The X-Files is a story about two FBI agents, Fox Mulder (David Duchovny) and Dana Scully (Gillian Anderson), as they try and solve cases in the paranormal division. The cases range from people claiming to be psychics to alien abduction and much more.
For those of you that are still skeptic, don’t worry; you’ll fit right in. I was worried about this show. A Sci-Fi show about aliens that was made in the early 90s doesn’t sound like it will be all that good. But, The X-Files pulled it off. I think it was helpful to have a character that was skeptical as well. Dana Scully is a medial professional turned FBI agent. She cannot, and will not believe that the paranormal is real, even after seeing all of these cases. Having this character helps reassure viewers that they aren’t crazy for not thinking a serial killer is actually a man eating the fat off of women to feed this need for essential oils (yes, that is an actual episode).
This show is about the paranormal, but as it continues it becomes about corruption and government agendas over finding truth. “The truth is out there,” is the show’s motto and tagline, but is also what keeps Mulder going. Even when in danger, he knows that he must find the truth. This drive to find the truth often gets himself and Scully into trouble, and we all know what happens when partners are in life-or-death situations.
Cue the cheesy romance montage
The show starts to give the idea that Mulder and Scully are going to fall in love. This starts with the first episode, the way he looks at the small marks on her back, and carries all the way through season 9.
It does get more progressive, but never is it unbelievable.
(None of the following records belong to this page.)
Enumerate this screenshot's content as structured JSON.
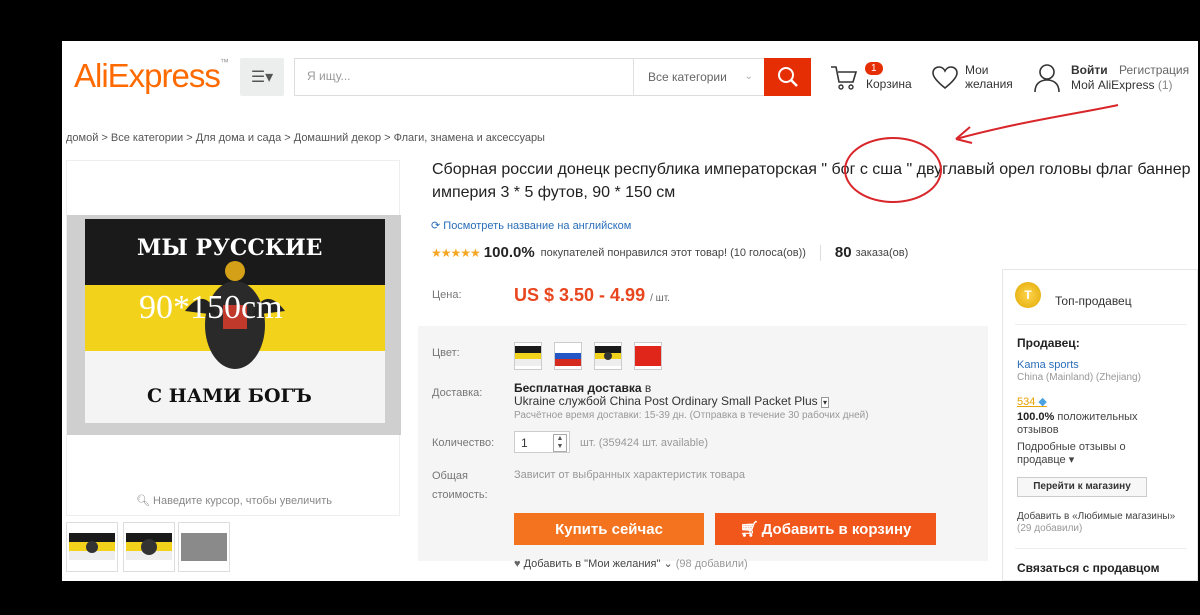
{
  "header": {
    "logo_main": "AliExpress",
    "logo_mark": "™",
    "menu_icon": "☰▾",
    "search_placeholder": "Я ищу...",
    "search_category": "Все категории",
    "cart_count": "1",
    "cart_label": "Корзина",
    "wish_label": "Мои желания",
    "login": "Войти",
    "register": "Регистрация",
    "my_account": "Мой AliExpress",
    "my_account_count": "(1)"
  },
  "breadcrumb": "домой > Все категории > Для дома и сада > Домашний декор > Флаги, знамена и аксессуары",
  "gallery": {
    "flag_top_text": "МЫ РУССКИЕ",
    "flag_size_text": "90*150cm",
    "flag_bottom_text": "С НАМИ БОГЪ",
    "zoom_hint": "Наведите курсор, чтобы увеличить"
  },
  "product": {
    "title_part1": "Сборная россии донецк республика императорская",
    "title_highlight": "\" бог с сша \"",
    "title_part2": "двуглавый орел головы флаг баннер империя 3 * 5 футов, 90 * 150 см",
    "english_link": "Посмотреть название на английском",
    "stars": "★★★★★",
    "rating_pct": "100.0%",
    "rating_text": "покупателей понравился этот товар! (10 голоса(ов))",
    "orders_count": "80",
    "orders_label": "заказа(ов)"
  },
  "price": {
    "label": "Цена:",
    "value": "US $ 3.50 - 4.99",
    "unit": "/ шт."
  },
  "options": {
    "color_label": "Цвет:",
    "shipping_label": "Доставка:",
    "shipping_free": "Бесплатная доставка",
    "shipping_in": "в",
    "shipping_service": "Ukraine службой China Post Ordinary Small Packet Plus",
    "shipping_time": "Расчётное время доставки: 15-39 дн. (Отправка в течение 30 рабочих дней)",
    "qty_label": "Количество:",
    "qty_value": "1",
    "qty_available": "шт. (359424 шт. available)",
    "total_label_1": "Общая",
    "total_label_2": "стоимость:",
    "total_value": "Зависит от выбранных характеристик товара"
  },
  "actions": {
    "buy_now": "Купить сейчас",
    "add_to_cart": "Добавить в корзину",
    "add_wish": "Добавить в \"Мои желания\"",
    "add_wish_count": "(98 добавили)"
  },
  "seller": {
    "top_seller": "Топ-продавец",
    "heading": "Продавец:",
    "name": "Kama sports",
    "location": "China (Mainland) (Zhejiang)",
    "score": "534",
    "feedback_pct": "100.0%",
    "feedback_text": "положительных отзывов",
    "details": "Подробные отзывы о продавце",
    "store_button": "Перейти к магазину",
    "fav_text": "Добавить в «Любимые магазины»",
    "fav_count": "(29 добавили)",
    "contact": "Связаться с продавцом"
  },
  "colors": {
    "accent": "#e62e04",
    "orange": "#ff6a00",
    "price": "#e8461f",
    "link": "#2a6eb8",
    "annotation": "#d8262a"
  }
}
The writers of The X-Files knew how to make their romance last, and it has even ruined TV relationships for some fans.
So many TV shows put the main characters together too quickly and the show cannot sustain itself after that. Part of the charm of a TV show is the anticipation of a couple getting together. Thankfully this was not one of those, “Let’s rush into it, throw caution to the wind and possibly ruin our friendship and careers because of it,” type of romances. This was a slow progression from friends to “more than friends.”
The only real problem that I had with this show was Mulder’s logic. I understand that, when dealing with the paranormal, logic doesn’t always work. But Mulder has a strange ability to guess exactly what is going on, and even after 5, 6, 7 years of work, people still doubt him.
But… other than this one fault in logic and reasoning (something which the show is not worried about), this is a great show. The stories are new, strange and definitely keep you interested. The multiple plot lines and corrupted characters also tests your ability to keep the facts straight and know whom you can trust.
If you are looking for a new mystery with 90s technology and paranormal theories, this is your show. But if you are looking for a mystery that will put people in jail at the end of each episode, maybe to help you sleep better at night, this is the last show that you should watch.
*Images from Pop-Verse, Fox